- [YOUR INSTRUCTIONS]:
An exact restatement of the data below, with the pictures removed, is the required answer.

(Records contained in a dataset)
•••••

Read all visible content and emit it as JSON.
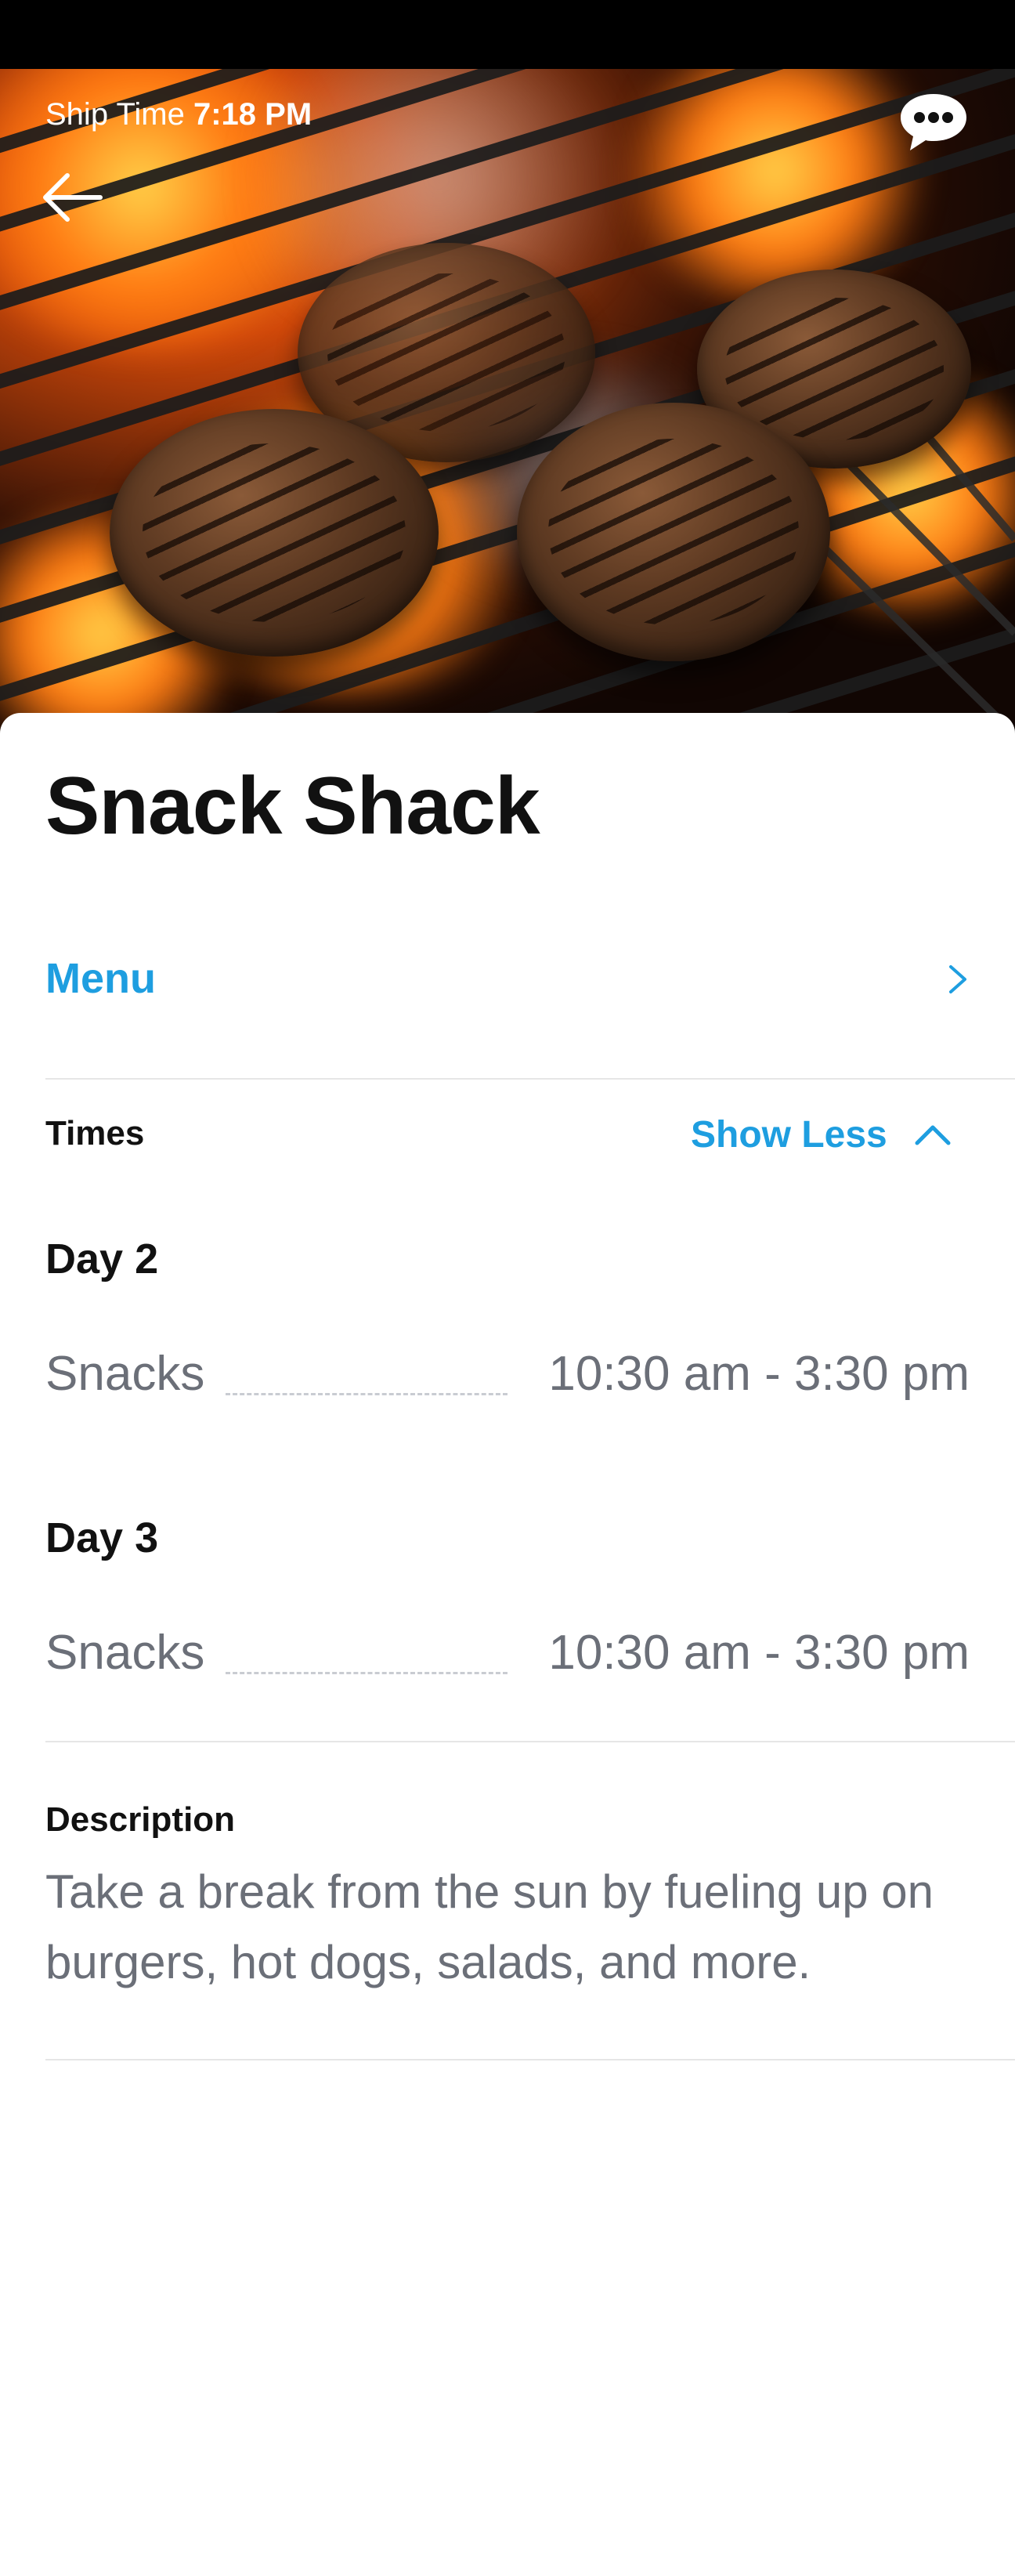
{
  "status": {
    "ship_time_label": "Ship Time",
    "ship_time_value": "7:18 PM"
  },
  "hero": {
    "image": "grilled-burger-patties-photo",
    "back_icon": "arrow-left-icon",
    "chat_icon": "chat-bubble-icon"
  },
  "venue": {
    "title": "Snack Shack"
  },
  "menu": {
    "label": "Menu",
    "icon": "chevron-right-icon"
  },
  "times": {
    "label": "Times",
    "toggle_label": "Show Less",
    "toggle_icon": "chevron-up-icon",
    "days": [
      {
        "day": "Day 2",
        "slots": [
          {
            "meal": "Snacks",
            "hours": "10:30 am - 3:30 pm"
          }
        ]
      },
      {
        "day": "Day 3",
        "slots": [
          {
            "meal": "Snacks",
            "hours": "10:30 am - 3:30 pm"
          }
        ]
      }
    ]
  },
  "description": {
    "label": "Description",
    "text": "Take a break from the sun by fueling up on burgers, hot dogs, salads, and more."
  },
  "colors": {
    "accent": "#1e9ee0",
    "muted_text": "#6b6f78",
    "primary_text": "#111111"
  }
}
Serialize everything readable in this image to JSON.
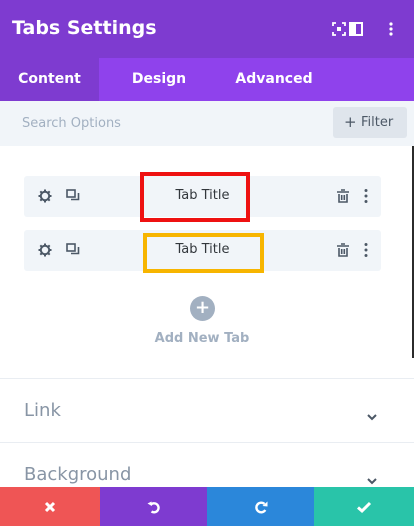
{
  "header": {
    "title": "Tabs Settings",
    "icons": [
      "expand-icon",
      "sidebar-layout-icon",
      "more-vertical-icon"
    ],
    "bg_color": "#7e3bd0"
  },
  "tabs": {
    "items": [
      {
        "label": "Content",
        "active": true
      },
      {
        "label": "Design",
        "active": false
      },
      {
        "label": "Advanced",
        "active": false
      }
    ]
  },
  "search": {
    "placeholder": "Search Options",
    "filter_label": "Filter",
    "filter_icon": "+"
  },
  "tab_items": [
    {
      "label": "Tab Title",
      "highlight": "#ee1111",
      "icons": [
        "gear-icon",
        "duplicate-icon",
        "trash-icon",
        "more-vertical-icon"
      ]
    },
    {
      "label": "Tab Title",
      "highlight": "#f7b500",
      "icons": [
        "gear-icon",
        "duplicate-icon",
        "trash-icon",
        "more-vertical-icon"
      ]
    }
  ],
  "add_tab": {
    "icon": "+",
    "label": "Add New Tab"
  },
  "sections": [
    {
      "title": "Link",
      "icon": "chevron-down-icon"
    },
    {
      "title": "Background",
      "icon": "chevron-down-icon"
    }
  ],
  "footer": {
    "buttons": [
      {
        "name": "discard",
        "icon": "close-icon",
        "color": "#ef5555"
      },
      {
        "name": "undo",
        "icon": "undo-icon",
        "color": "#7e3bd0"
      },
      {
        "name": "redo",
        "icon": "redo-icon",
        "color": "#2b87da"
      },
      {
        "name": "save",
        "icon": "check-icon",
        "color": "#29c4a9"
      }
    ]
  }
}
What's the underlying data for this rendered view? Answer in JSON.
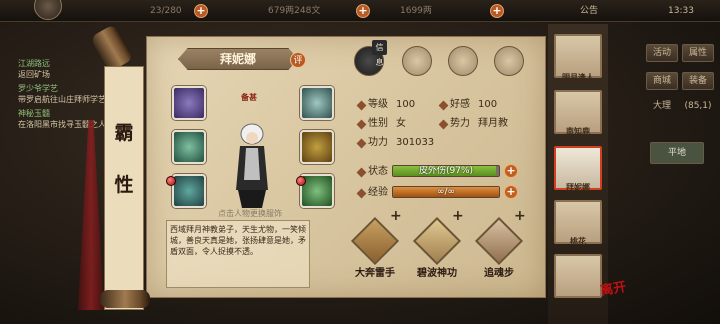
{
  "topbar": {
    "energy": "23/280",
    "copper": "679两248文",
    "gold": "1699两",
    "notice": "公告",
    "time": "13:33"
  },
  "quests": [
    {
      "title": "江湖路远",
      "body": "返回矿场"
    },
    {
      "title": "罗少爷学艺",
      "body": "带罗启航往山庄拜师学艺"
    },
    {
      "title": "神秘玉髓",
      "body": "在洛阳黑市找寻玉髓之人"
    }
  ],
  "left_title": [
    "霸",
    "性"
  ],
  "character": {
    "name": "拜妮娜",
    "rate_badge": "评",
    "wear_label": "备甚",
    "hint": "点击人物更换服饰",
    "description": "西域拜月神教弟子，天生尤物，一笑倾城，善良天真是她，张扬肆意是她，矛盾双面，令人捉摸不透。"
  },
  "seal_badge": "信息",
  "stats": {
    "level_label": "等级",
    "level": "100",
    "favor_label": "好感",
    "favor": "100",
    "gender_label": "性别",
    "gender": "女",
    "force_label": "势力",
    "force": "拜月教",
    "power_label": "功力",
    "power": "301033",
    "status_label": "状态",
    "status_text": "皮外伤(97%)",
    "status_pct": 97,
    "exp_label": "经验",
    "exp_text": "∞/∞",
    "exp_pct": 100
  },
  "skills": [
    "大奔雷手",
    "碧波神功",
    "追魂步"
  ],
  "right_buttons": [
    "活动",
    "属性",
    "商城",
    "装备",
    "大理",
    "(85,1)",
    "平地"
  ],
  "portraits": [
    "明月逢人",
    "南知鹿",
    "拜妮娜",
    "桃花",
    ""
  ],
  "leave_label": "离开"
}
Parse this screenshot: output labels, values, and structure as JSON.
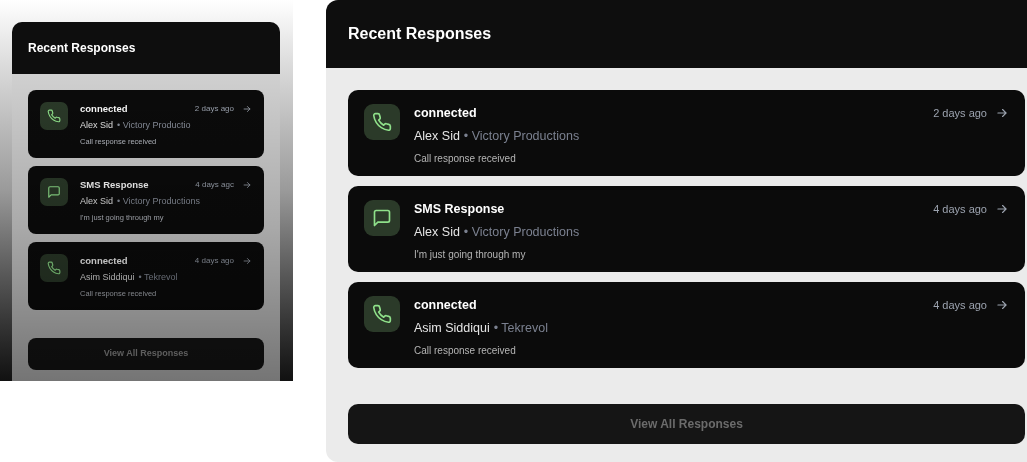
{
  "panels": [
    {
      "kind": "compact",
      "title": "Recent Responses",
      "items": [
        {
          "kind": "call",
          "title": "connected",
          "time": "2 days ago",
          "name": "Alex Sid",
          "company": "• Victory Productio",
          "snippet": "Call response received"
        },
        {
          "kind": "sms",
          "title": "SMS Response",
          "time": "4 days agc",
          "name": "Alex Sid",
          "company": "• Victory Productions",
          "snippet": "I'm just going through my"
        },
        {
          "kind": "call",
          "title": "connected",
          "time": "4 days ago",
          "name": "Asim Siddiqui",
          "company": "• Tekrevol",
          "snippet": "Call response received"
        }
      ],
      "button": "View All Responses"
    },
    {
      "kind": "full",
      "title": "Recent Responses",
      "items": [
        {
          "kind": "call",
          "title": "connected",
          "time": "2 days ago",
          "name": "Alex Sid",
          "company": "• Victory Productions",
          "snippet": "Call response received"
        },
        {
          "kind": "sms",
          "title": "SMS Response",
          "time": "4 days ago",
          "name": "Alex Sid",
          "company": "• Victory Productions",
          "snippet": "I'm just going through my"
        },
        {
          "kind": "call",
          "title": "connected",
          "time": "4 days ago",
          "name": "Asim Siddiqui",
          "company": "• Tekrevol",
          "snippet": "Call response received"
        }
      ],
      "button": "View All Responses"
    }
  ]
}
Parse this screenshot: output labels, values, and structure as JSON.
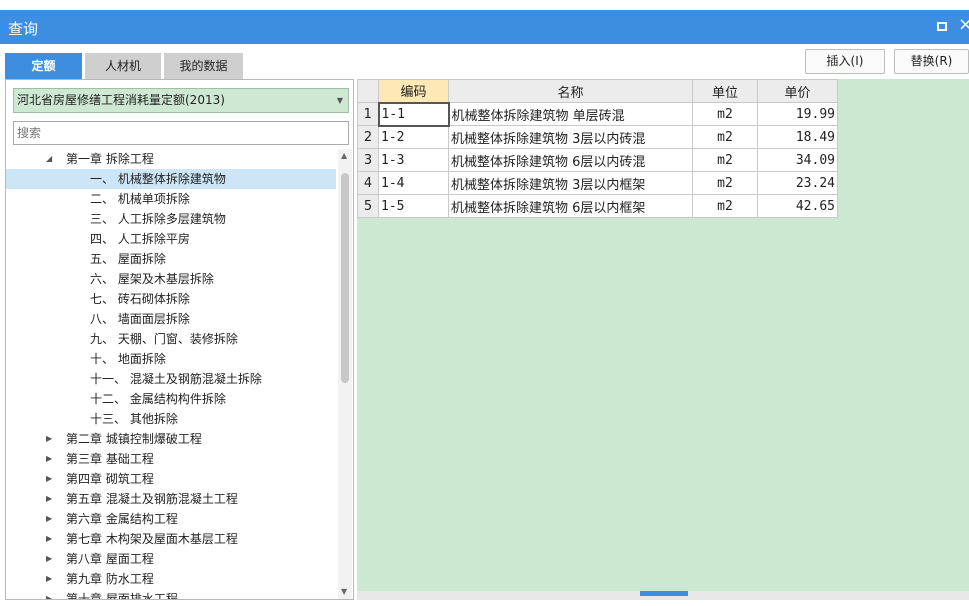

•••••

- [OUTPUT OF THE TASK]:
Read all visible content and emit it as JSON.
{
  "status": {
    "ship_time_label": "Ship Time",
    "ship_time_value": "7:18 PM"
  },
  "hero": {
    "image": "grilled-burger-patties-photo",
    "back_icon": "arrow-left-icon",
    "chat_icon": "chat-bubble-icon"
  },
  "venue": {
    "title": "Snack Shack"
  },
  "menu": {
    "label": "Menu",
    "icon": "chevron-right-icon"
  },
  "times": {
    "label": "Times",
    "toggle_label": "Show Less",
    "toggle_icon": "chevron-up-icon",
    "days": [
      {
        "day": "Day 2",
        "slots": [
          {
            "meal": "Snacks",
            "hours": "10:30 am - 3:30 pm"
          }
        ]
      },
      {
        "day": "Day 3",
        "slots": [
          {
            "meal": "Snacks",
            "hours": "10:30 am - 3:30 pm"
          }
        ]
      }
    ]
  },
  "description": {
    "label": "Description",
    "text": "Take a break from the sun by fueling up on burgers, hot dogs, salads, and more."
  },
  "colors": {
    "accent": "#1e9ee0",
    "muted_text": "#6b6f78",
    "primary_text": "#111111"
  }
}
Serialize everything readable in this image to JSON.
{
  "header": {
    "title": "Tabs Settings",
    "icons": [
      "expand-icon",
      "sidebar-layout-icon",
      "more-vertical-icon"
    ],
    "bg_color": "#7e3bd0"
  },
  "tabs": {
    "items": [
      {
        "label": "Content",
        "active": true
      },
      {
        "label": "Design",
        "active": false
      },
      {
        "label": "Advanced",
        "active": false
      }
    ]
  },
  "search": {
    "placeholder": "Search Options",
    "filter_label": "Filter",
    "filter_icon": "+"
  },
  "tab_items": [
    {
      "label": "Tab Title",
      "highlight": "#ee1111",
      "icons": [
        "gear-icon",
        "duplicate-icon",
        "trash-icon",
        "more-vertical-icon"
      ]
    },
    {
      "label": "Tab Title",
      "highlight": "#f7b500",
      "icons": [
        "gear-icon",
        "duplicate-icon",
        "trash-icon",
        "more-vertical-icon"
      ]
    }
  ],
  "add_tab": {
    "icon": "+",
    "label": "Add New Tab"
  },
  "sections": [
    {
      "title": "Link",
      "icon": "chevron-down-icon"
    },
    {
      "title": "Background",
      "icon": "chevron-down-icon"
    }
  ],
  "footer": {
    "buttons": [
      {
        "name": "discard",
        "icon": "close-icon",
        "color": "#ef5555"
      },
      {
        "name": "undo",
        "icon": "undo-icon",
        "color": "#7e3bd0"
      },
      {
        "name": "redo",
        "icon": "redo-icon",
        "color": "#2b87da"
      },
      {
        "name": "save",
        "icon": "check-icon",
        "color": "#29c4a9"
      }
    ]
  }
}
What's the underlying data for this rendered view? Answer in JSON.
{
  "topbar": {
    "energy": "23/280",
    "copper": "679两248文",
    "gold": "1699两",
    "notice": "公告",
    "time": "13:33"
  },
  "quests": [
    {
      "title": "江湖路远",
      "body": "返回矿场"
    },
    {
      "title": "罗少爷学艺",
      "body": "带罗启航往山庄拜师学艺"
    },
    {
      "title": "神秘玉髓",
      "body": "在洛阳黑市找寻玉髓之人"
    }
  ],
  "left_title": [
    "霸",
    "性"
  ],
  "character": {
    "name": "拜妮娜",
    "rate_badge": "评",
    "wear_label": "备甚",
    "hint": "点击人物更换服饰",
    "description": "西域拜月神教弟子，天生尤物，一笑倾城，善良天真是她，张扬肆意是她，矛盾双面，令人捉摸不透。"
  },
  "seal_badge": "信息",
  "stats": {
    "level_label": "等级",
    "level": "100",
    "favor_label": "好感",
    "favor": "100",
    "gender_label": "性别",
    "gender": "女",
    "force_label": "势力",
    "force": "拜月教",
    "power_label": "功力",
    "power": "301033",
    "status_label": "状态",
    "status_text": "皮外伤(97%)",
    "status_pct": 97,
    "exp_label": "经验",
    "exp_text": "∞/∞",
    "exp_pct": 100
  },
  "skills": [
    "大奔雷手",
    "碧波神功",
    "追魂步"
  ],
  "right_buttons": [
    "活动",
    "属性",
    "商城",
    "装备",
    "大理",
    "(85,1)",
    "平地"
  ],
  "portraits": [
    "明月逢人",
    "南知鹿",
    "拜妮娜",
    "桃花",
    ""
  ],
  "leave_label": "离开"
}
Parse this screenshot: output labels, values, and structure as JSON.
{
  "panels": [
    {
      "kind": "compact",
      "title": "Recent Responses",
      "items": [
        {
          "kind": "call",
          "title": "connected",
          "time": "2 days ago",
          "name": "Alex Sid",
          "company": "• Victory Productio",
          "snippet": "Call response received"
        },
        {
          "kind": "sms",
          "title": "SMS Response",
          "time": "4 days agc",
          "name": "Alex Sid",
          "company": "• Victory Productions",
          "snippet": "I'm just going through my"
        },
        {
          "kind": "call",
          "title": "connected",
          "time": "4 days ago",
          "name": "Asim Siddiqui",
          "company": "• Tekrevol",
          "snippet": "Call response received"
        }
      ],
      "button": "View All Responses"
    },
    {
      "kind": "full",
      "title": "Recent Responses",
      "items": [
        {
          "kind": "call",
          "title": "connected",
          "time": "2 days ago",
          "name": "Alex Sid",
          "company": "• Victory Productions",
          "snippet": "Call response received"
        },
        {
          "kind": "sms",
          "title": "SMS Response",
          "time": "4 days ago",
          "name": "Alex Sid",
          "company": "• Victory Productions",
          "snippet": "I'm just going through my"
        },
        {
          "kind": "call",
          "title": "connected",
          "time": "4 days ago",
          "name": "Asim Siddiqui",
          "company": "• Tekrevol",
          "snippet": "Call response received"
        }
      ],
      "button": "View All Responses"
    }
  ]
}
Parse this screenshot: output labels, values, and structure as JSON.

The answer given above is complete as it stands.